The integration of all parties involved in the emergency care system provides a unique chance to optimise the system. Several study groups within RESCU have been established to focus on different topics in the field of emergency medicine and management. NOAH has been developed and implemented under the auspices of the RESCU.
The NOAH project is divided into several phases. As mentioned above "NOAH I" was used to study the feasibility of the concept and the proposed advantages. NOAH I was started by the end of 1992 (project manager: Prof. Dr. med. Michael Nerlich). In 1994 and 1995 128 individual cases (emergencies handled with the help of the NOAH I prototype) were evaluated, field tests were carried out to ensure the technical quality of the system and several questionnaires and interviews were conducted with people and organisations involved.
The authors joined the project group by the end of 1995. In 1996 numerous meetings led to the refinement of the project concept for a second NOAH project. "NOAH II" started in 1997. Its goals have been to create a usable product and to introduce broadly the NOAH system as a pilot study in the Regensburg area. A thorough process and data analysis of the emergency care process was done which, together with the experiences from "NOAH I", provided the basis for a redesign of the inter-organisational emergency care processes and the NOAH software. This work has been almost finished in the middle of 2000 and NOAH is expected to be introduced into the whole area of the dispatch centre Regensburg for all on-scene physicians by autumn 2000.
"NOAH II" is a joint project between the RESCU, the department for trauma surgery of the University Hospital Regensburg, the MIS department of the University of Regensburg and "Kratzer Communications". One of the authors has been project co-ordinator of NOAH II. The other two authors consulted the project team in project management, requirements documentation and selection of a systems house and generally about information and communication technologies and their use in inter-organisational systems. The authors were responsible for systems analysis and parts of the systems design as well as the definition of interfaces to other systems used by the organisations involved in the new emergency care process chain. Since November 1998 two of the authors have had part time jobs in the "NOAH II" co-ordination team. One of them became a full time employee in July 1999.
As the authors have been directly involved in all the phases of the NOAH II project from requirements engineering to the test installation of the system, this case study has provided a great opportunity for evaluating the following main areas of systems development for inter-organisational systems:
In the following the authors provide a short description of their experiences in each of these areas:
4. Conclusion and Outlook
In the light of MIS research the NOAH project provides a very interesting case study for the analysis of the suitability of the modern set of processes, methods and tools of systems analysis and design for the application in the design of inter-organisational systems. The main results of this analysis can be summarised as follows:
Figure 16 shows the planned expansion of the NOAH system in the near future covering the entire emergency care process chain. The NOAH system is an interesting and positive example for the joint effort of many organisations to propose a useful solution for all the participants.

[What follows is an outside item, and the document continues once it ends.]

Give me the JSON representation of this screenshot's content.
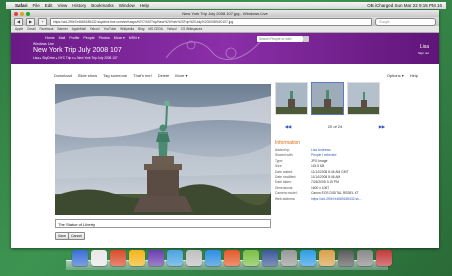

Figure 16 The future: an inter-organisational system to support the whole emergency care process chain
The Bavarian State Government and the Structural Fund of the European Union support parts of the NOAH project.